Hi! My name is Sonia Singh, and I’m currently an MA student at NYU’s Department of East Asian Studies and a Pathways Fellow with GSAS’s Pathways to the Ph.D. program. I received my bachelor’s degree in Korean Language and Culture, with a minor in English literature, from Rutgers University–New Brunswick. My main concentration was Korean literature, with some research experience in Linguistics and Writing Pedagogy Theory. I also completed coursework and projects within the RU Korean–English Translation & Interpreting Certificate Program and the Rutgers Ewha Study Abroad program.
Q: What got you interested in the EAS MA Program? How do you like the program?
I owe my current success and growth trajectory to the fantastic faculty mentors I had at Rutgers University– to name but a few, Jae Won Chung, Hee Chung Chun, Young-mee Cho, Suzy Kim, Jaehyun Jo, Mi Hyun Yoon, Haruki Eda, Regina Masiello, and Gregory Jackson. They supported me every step of my application process, and thanks to their inspiration, I situated my research strengths & interests with Professor Yoon Jeong Oh’s interests. Yoon displays meaningful and critical attention to transmedia, intermedia, and psychoanalysis within Korean literature and visual culture. With her direction, I’ve discovered new methodologies and sources to aid my future research. My time here has not yet extended past a semester and a few weeks. Yet, our program’s rigor and intensity have already challenged me to grow into a more mature and focused (budding) scholar. New theories and challenging readings can seem daunting at first, but once I talk it through with my peers in EAS, I feel I’ve added something new to my intellectual belt.

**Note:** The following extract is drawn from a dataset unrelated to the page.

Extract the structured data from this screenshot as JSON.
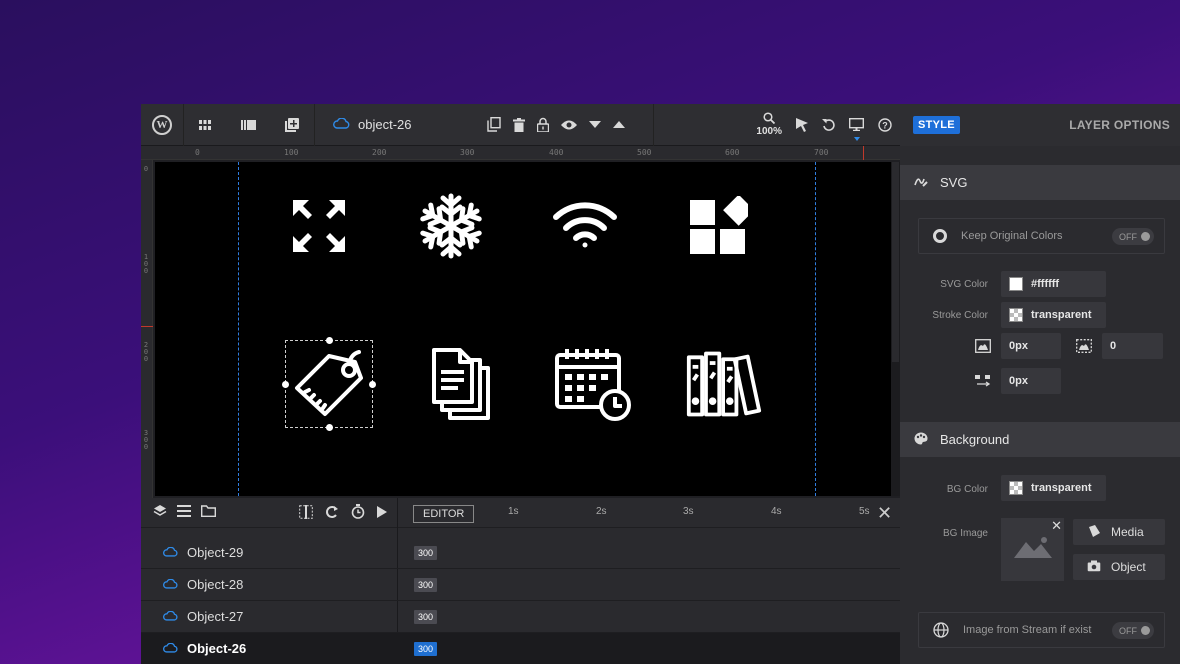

Q: Which classes are you enjoying this semester and why?
I’m taking two seminars this semester… Stairways and Frames: Korea’s Visual Cultures with Yoon Jeong Oh and the Ethnography of Media with Gabriel Dattetreyan (Dept. of Anthropology). I absolutely love both courses. They challenge my existing knowledge of visual media and analytical methodologies. My initial training was in literary analysis and cultural studies, but adding media and anthropology to the mix feels exhilarating. The latter course also zooms into India-focused scholarship, which fits perfectly with my ongoing interest in transnational work between Korea and India. Both my parents are from Punjab and, thankfully, have helped preserve our heritage languages in past generations. I want to keep that going and also apply it to my research whenever possible!

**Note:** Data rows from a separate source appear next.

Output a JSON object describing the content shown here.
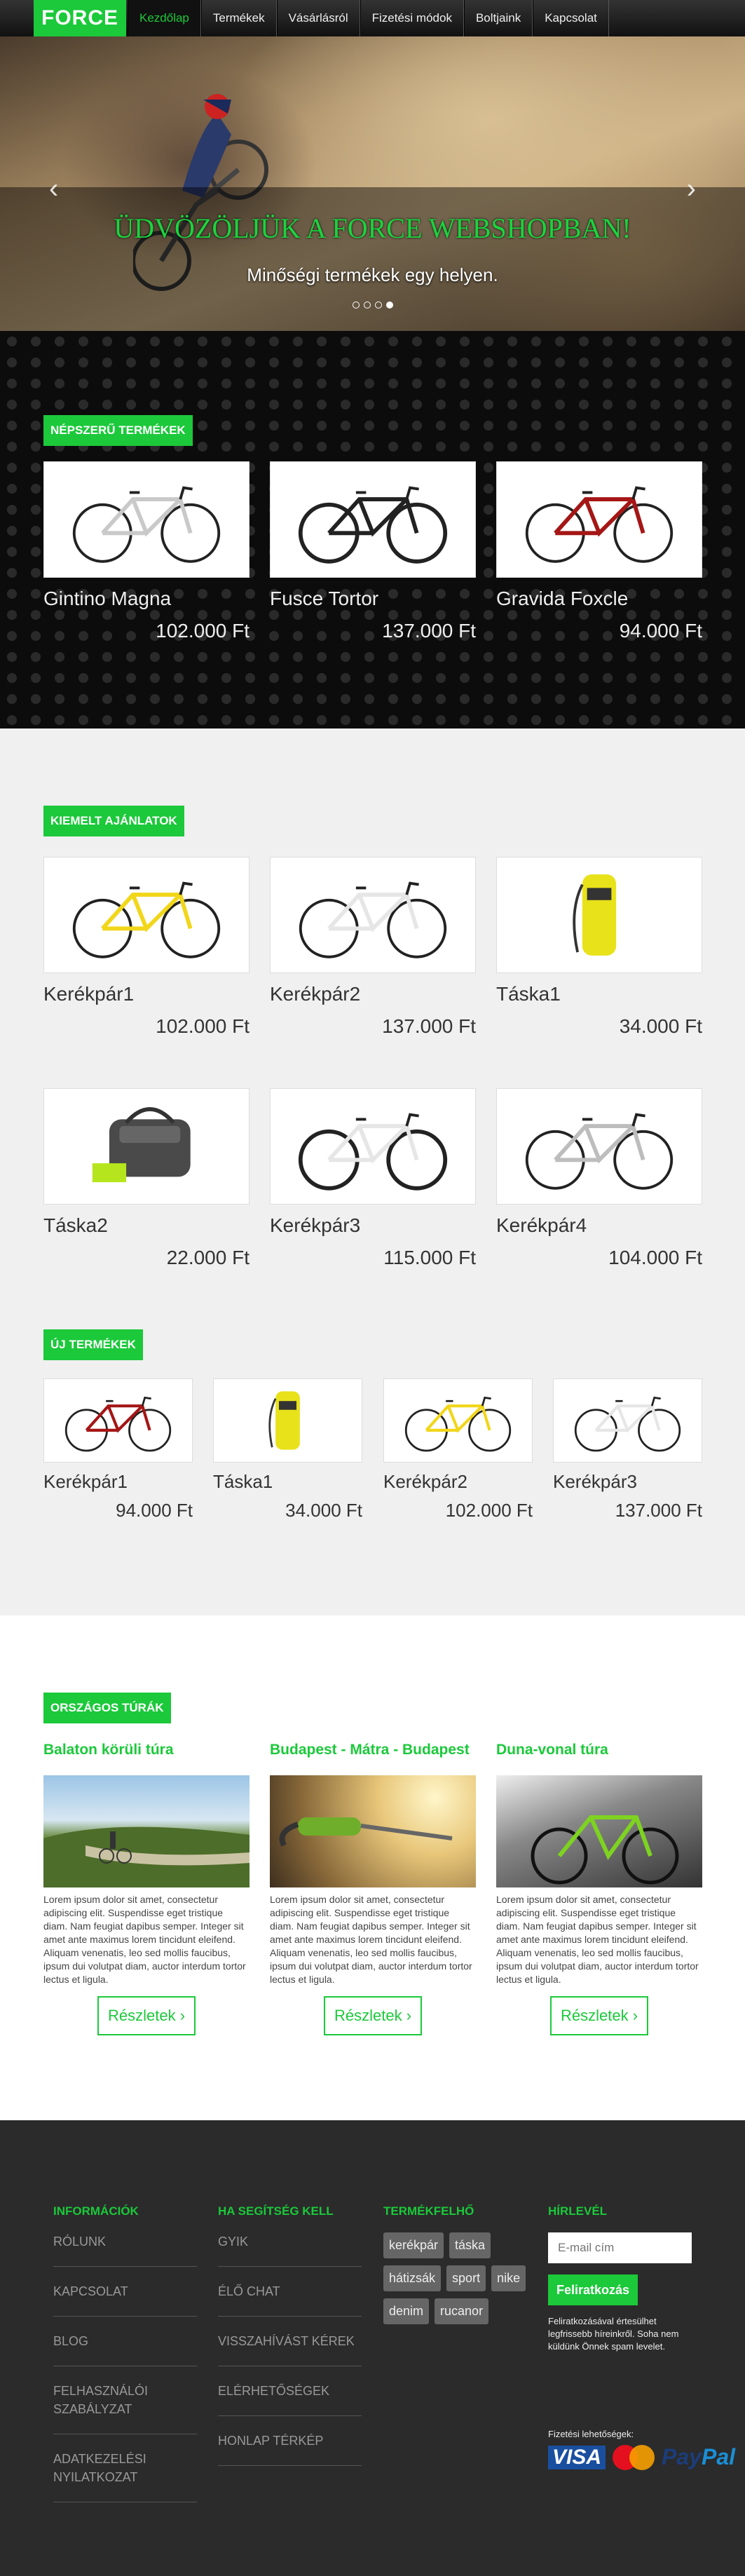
{
  "nav": {
    "brand": "FORCE",
    "items": [
      "Kezdőlap",
      "Termékek",
      "Vásárlásról",
      "Fizetési módok",
      "Boltjaink",
      "Kapcsolat"
    ]
  },
  "hero": {
    "title": "Üdvözöljük a Force webshopban!",
    "subtitle": "Minőségi termékek egy helyen.",
    "slides": 4,
    "active_slide": 4
  },
  "popular": {
    "title": "Népszerű termékek",
    "items": [
      {
        "name": "Gintino Magna",
        "price": "102.000 Ft",
        "icon": "road-bike-icon"
      },
      {
        "name": "Fusce Tortor",
        "price": "137.000 Ft",
        "icon": "mountain-bike-icon"
      },
      {
        "name": "Gravida Foxcle",
        "price": "94.000 Ft",
        "icon": "road-bike-icon"
      }
    ]
  },
  "featured": {
    "title": "Kiemelt ajánlatok",
    "items": [
      {
        "name": "Kerékpár1",
        "price": "102.000 Ft",
        "icon": "road-bike-icon"
      },
      {
        "name": "Kerékpár2",
        "price": "137.000 Ft",
        "icon": "road-bike-icon"
      },
      {
        "name": "Táska1",
        "price": "34.000 Ft",
        "icon": "backpack-icon"
      },
      {
        "name": "Táska2",
        "price": "22.000 Ft",
        "icon": "bag-icon"
      },
      {
        "name": "Kerékpár3",
        "price": "115.000 Ft",
        "icon": "mountain-bike-icon"
      },
      {
        "name": "Kerékpár4",
        "price": "104.000 Ft",
        "icon": "road-bike-icon"
      }
    ]
  },
  "new": {
    "title": "Új termékek",
    "items": [
      {
        "name": "Kerékpár1",
        "price": "94.000 Ft",
        "icon": "road-bike-icon"
      },
      {
        "name": "Táska1",
        "price": "34.000 Ft",
        "icon": "backpack-icon"
      },
      {
        "name": "Kerékpár2",
        "price": "102.000 Ft",
        "icon": "road-bike-icon"
      },
      {
        "name": "Kerékpár3",
        "price": "137.000 Ft",
        "icon": "road-bike-icon"
      }
    ]
  },
  "tours": {
    "title": "Országos túrák",
    "button": "Részletek",
    "items": [
      {
        "title": "Balaton körüli túra",
        "text": "Lorem ipsum dolor sit amet, consectetur adipiscing elit. Suspendisse eget tristique diam. Nam feugiat dapibus semper. Integer sit amet ante maximus lorem tincidunt eleifend. Aliquam venenatis, leo sed mollis faucibus, ipsum dui volutpat diam, auctor interdum tortor lectus et ligula."
      },
      {
        "title": "Budapest - Mátra - Budapest",
        "text": "Lorem ipsum dolor sit amet, consectetur adipiscing elit. Suspendisse eget tristique diam. Nam feugiat dapibus semper. Integer sit amet ante maximus lorem tincidunt eleifend. Aliquam venenatis, leo sed mollis faucibus, ipsum dui volutpat diam, auctor interdum tortor lectus et ligula."
      },
      {
        "title": "Duna-vonal túra",
        "text": "Lorem ipsum dolor sit amet, consectetur adipiscing elit. Suspendisse eget tristique diam. Nam feugiat dapibus semper. Integer sit amet ante maximus lorem tincidunt eleifend. Aliquam venenatis, leo sed mollis faucibus, ipsum dui volutpat diam, auctor interdum tortor lectus et ligula."
      }
    ]
  },
  "footer": {
    "info": {
      "title": "Információk",
      "links": [
        "Rólunk",
        "Kapcsolat",
        "Blog",
        "Felhasználói szabályzat",
        "Adatkezelési nyilatkozat"
      ]
    },
    "help": {
      "title": "Ha segítség kell",
      "links": [
        "GYIK",
        "Élő chat",
        "Visszahívást kérek",
        "Elérhetőségek",
        "Honlap térkép"
      ]
    },
    "tags": {
      "title": "Termékfelhő",
      "items": [
        "kerékpár",
        "táska",
        "hátizsák",
        "sport",
        "nike",
        "denim",
        "rucanor"
      ]
    },
    "newsletter": {
      "title": "Hírlevél",
      "placeholder": "E-mail cím",
      "button": "Feliratkozás",
      "note": "Feliratkozásával értesülhet legfrissebb híreinkről. Soha nem küldünk Önnek spam levelet."
    },
    "payment": {
      "note": "Fizetési lehetőségek:",
      "visa": "VISA",
      "mastercard": "MasterCard",
      "paypal_a": "Pay",
      "paypal_b": "Pal"
    }
  },
  "colors": {
    "accent": "#1bc93a",
    "dark": "#0c0c0c",
    "footer": "#2b2b2b"
  }
}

Q: What's your focus/concentration?
My concentration is on Contemporary Korean literature and visual culture. My general research interests concern intermedial aesthetics, narratology, Korea and India relations, division/partition literature, webtoons and manhwa, Asian-American diasporic studies, and multilingualism. Intermediality describes media (literature, fine art, film, etc.) as a network of relationships– and understanding certain media via their interaction within and between other media allows us to rethink the “borders” of art forms and mediums. Thus, we can see how certain ideas and stories permeate predetermined/existing borders. Intermedial studies is a burgeoning field, along with sound studies. With my expertise in literature, I’d like to contribute a narratological approach to these fields in the Korean and Indian media contexts.
Q: Are you doing any internships/volunteer work?
Outside of graduate studies, I work as a Researcher with HRCap, Inc., an Asian American global recruiting firm, where I examine both Korean and English material to contribute data-driven market research and predictions to the company's presence in HR conferences, newsletters, and bi-weekly data insights with the Digital Transformation team. In my free time, I also contribute to Passionfruit, a Korean-English bilingual nonprofit organization, as a content writer and translator and to the Columbia Journal of Asia as a graduate peer reviewer.
Q: What are your academic/career goals?
After obtaining my MA, I hope to pursue a Ph.D. in Asian Languages & Cultures to continue researching the intersection of East Asian and South Asian literature and visual cultures (primarily within Korea and India). Ever since high school, my main career goal has been to teach and learn. While I know my skills are transferable to many different positions, my ultimate goal is to be a professor— a position where I can both empower and learn from undergraduate and graduate students interested in my fields. Outside of my career goals in academia, I also have nearer academic goals, such as ongoing publication projects and my upcoming MA thesis project!
Q: Another fun question: What's your favorite EAS-related Book, Movie, or Music? And why?
Aside from scholarship or critical theory, I love Kim Young-ha’s novels, especially I Have the Right to Destroy Myself (나는 나를 파괴할 권리가 있다) and Diary of a Murderer (살인자의 기억법). My peers can attest to how passionate I am about Kim’s work. I also enjoy listening to Korean artists like Penemeco (페노메코), jeebanoff (지바노프), and Rad Museum (라드 뮤지엄), and of course, I jam out to some Bollywood tracks from the 90s and early 2000s. I simply can’t leave my house or do work anywhere without my earbuds and Spotify playlists!